Title VII of the Civil Rights Act of 1964 and the California Fair Employment and Housing Act (FEHA) prohibit retaliation for actions taken in opposition to employment discrimination. An employer may not fire, demote, harass or otherwise "retaliate" against an individual for filing a charge of discrimination, participating in a discrimination proceeding, or otherwise opposing discrimination. The same laws that prohibit discrimination based on race, color, sex, religion, national origin, age, and disability, as well as wage differences between men and women performing substantially equal work, also prohibit retaliation against individuals who oppose unlawful discrimination or participate in an employment discrimination proceeding.
Retaliation occurs when an employer, employment agency, or labor organization takes an adverse action against a covered individual because he or she engaged in a protected activity.
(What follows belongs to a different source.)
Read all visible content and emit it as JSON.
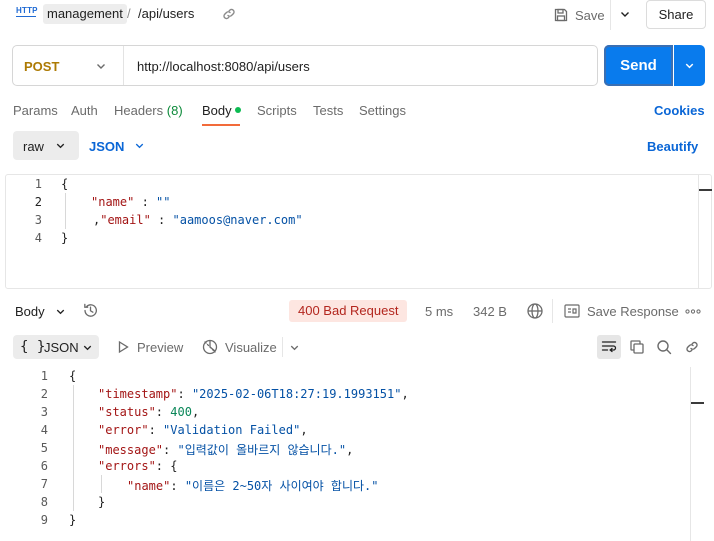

These three terms are described below.
What is an adverse action?
Examples of adverse actions include:
- Termination, refusal to hire, and denial of promotion
- Actions affecting employment such as threats, unjustified negative evaluations, unjustified negative references, or increased surveillance
- Any other action such as an assault or unfounded civil or criminal charges that are likely to deter reasonable people from pursuing their rights
Adverse actions do not include petty slights and annoyances, such as stray negative comments in an otherwise positive or neutral evaluation, "snubbing" a colleague, or negative comments that are justified by an employee's poor work performance or history.
Who is a covered individual?
Covered individuals are people who have opposed unlawful practices, participated in proceedings, or requested accommodations related to employment discrimination based on race, color, sex, religion, national origin, age, or disability. Individuals who have a close association with someone who has engaged in such protected activity are also covered individuals.
Individuals who have brought attention to violations of law other than employment discrimination are NOT covered individuals for purposes of anti-discrimination retaliation laws. For example, "whistleblowers" who raise ethical, financial, or other concerns unrelated to employment discrimination are not protected by Title VII or FEHA, but they may be protected by other state and/or federal laws that prohibit retaliation.
What constitutes protected activity?
Protected activity includes:
- Opposition to a practice believed to be unlawful discrimination (e.g., complaining to anyone about alleged discrimination against oneself or others; threatening to file a charge of discrimination; refusing to obey an order reasonably believed to be discriminatory)
- Participation in an employment discrimination proceeding (e.g., filing a charge of employment discrimination; cooperating with an internal investigation of alleged discriminatory practices; serving as a witness in an EEO investigation or litigation)